Part of Mr. Frishman’s customer base at the game club quickly became wounded soldiers recovering away from the front, playing violent games like PUBG, Counter-Strike and, of course, World of Tanks.

“It was really hard for me to understand why they were playing these games,” Mr. Frishman said Wednesday. “But then I realized they were relaxing, they were playing with their friends.”

Roughly 120 miles from the club, outside the eastern city of Bakhmut, the crinkly sound of digital explosions and tank treads emanated from a tree line. There, crouched among the undergrowth, was Honey, a border guard turned infantry soldier, and his comrade. They were both playing World of Tanks on their phones. Their unit had just finished training after coming off the front line.

When approached, they acted like two raccoons caught in a trash can, putting down their phones sheepishly. Yes, some troops play World of Tanks near the front too, they said.

Asked about the similarities between war and World of Tanks, Honey said both relied on teamwork.

Elsewhere on the eastern front, Lieutenant Vernyhora, who was 21 when his tank was captured on video last year fighting a Russian foe that far outnumbered him, echoed Honey’s view.

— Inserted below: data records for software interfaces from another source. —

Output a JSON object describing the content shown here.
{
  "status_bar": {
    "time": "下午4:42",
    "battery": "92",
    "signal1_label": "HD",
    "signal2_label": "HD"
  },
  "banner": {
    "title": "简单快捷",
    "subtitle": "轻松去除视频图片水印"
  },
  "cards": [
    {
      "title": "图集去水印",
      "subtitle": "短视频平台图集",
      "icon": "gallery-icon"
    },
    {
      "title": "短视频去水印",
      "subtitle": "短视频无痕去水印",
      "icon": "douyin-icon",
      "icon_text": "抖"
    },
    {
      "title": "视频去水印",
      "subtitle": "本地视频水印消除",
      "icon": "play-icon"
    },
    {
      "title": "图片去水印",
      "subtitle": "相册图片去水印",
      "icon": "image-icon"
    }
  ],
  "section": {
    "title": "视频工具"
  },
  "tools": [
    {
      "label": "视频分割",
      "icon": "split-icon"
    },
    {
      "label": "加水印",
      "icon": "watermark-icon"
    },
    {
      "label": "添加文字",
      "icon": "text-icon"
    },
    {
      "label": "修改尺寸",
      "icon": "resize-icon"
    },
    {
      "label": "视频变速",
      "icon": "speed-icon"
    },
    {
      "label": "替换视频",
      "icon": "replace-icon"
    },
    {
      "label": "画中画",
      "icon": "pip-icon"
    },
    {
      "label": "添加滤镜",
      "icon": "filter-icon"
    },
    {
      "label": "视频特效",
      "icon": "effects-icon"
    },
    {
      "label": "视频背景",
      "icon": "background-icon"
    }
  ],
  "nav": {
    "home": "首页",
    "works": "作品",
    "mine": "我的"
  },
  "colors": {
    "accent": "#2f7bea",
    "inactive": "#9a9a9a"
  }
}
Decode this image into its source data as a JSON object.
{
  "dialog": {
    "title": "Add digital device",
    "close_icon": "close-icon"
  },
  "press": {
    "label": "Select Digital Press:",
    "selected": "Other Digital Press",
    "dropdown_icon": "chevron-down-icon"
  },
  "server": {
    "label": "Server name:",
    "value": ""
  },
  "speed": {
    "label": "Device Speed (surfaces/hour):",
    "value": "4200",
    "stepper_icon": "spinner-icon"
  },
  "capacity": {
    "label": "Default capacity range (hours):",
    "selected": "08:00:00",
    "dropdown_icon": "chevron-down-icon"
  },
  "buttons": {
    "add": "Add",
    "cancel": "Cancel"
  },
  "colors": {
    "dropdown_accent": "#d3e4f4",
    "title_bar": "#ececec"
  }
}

“You are kind of learning to work in a team and developing tactics in the game,” he said.

“I’m trying to use the same maneuvers as in real life,” Lieutenant Vernyhora added, sitting on top of one of his unit’s T-72 tanks, hidden under a thicket of dense trees.

His World of Tanks habit was thwarted when he lost his login information and, with it, access to his account. He also lost all the tanks he had unlocked in the game. Running into a well-armed Russian platoon had been pretty bad, but his setback in the game, he joked, “was a disaster.”

Much of World of Tanks’ strategy relies on piloting a tank around battlefields that look handpicked out of World War II and other conflicts. Players rely on how fast, strong and well-armed their tanks are compared with other players’, and, as in actual tank battles, can use terrain to mask and protect their armored sprites.

But even devotees of the game like Honey will point out that in real life — especially in the shell-raked trenches of Ukraine’s eastern front — they have a different strategy: survival.

The closer you get to the shelling, Honey said, “even if there is internet, you don’t really want to play.”

Natalia Yermak, Dimitry Yatsenko and Dzvinka Pinchuk contributed reporting from the front line.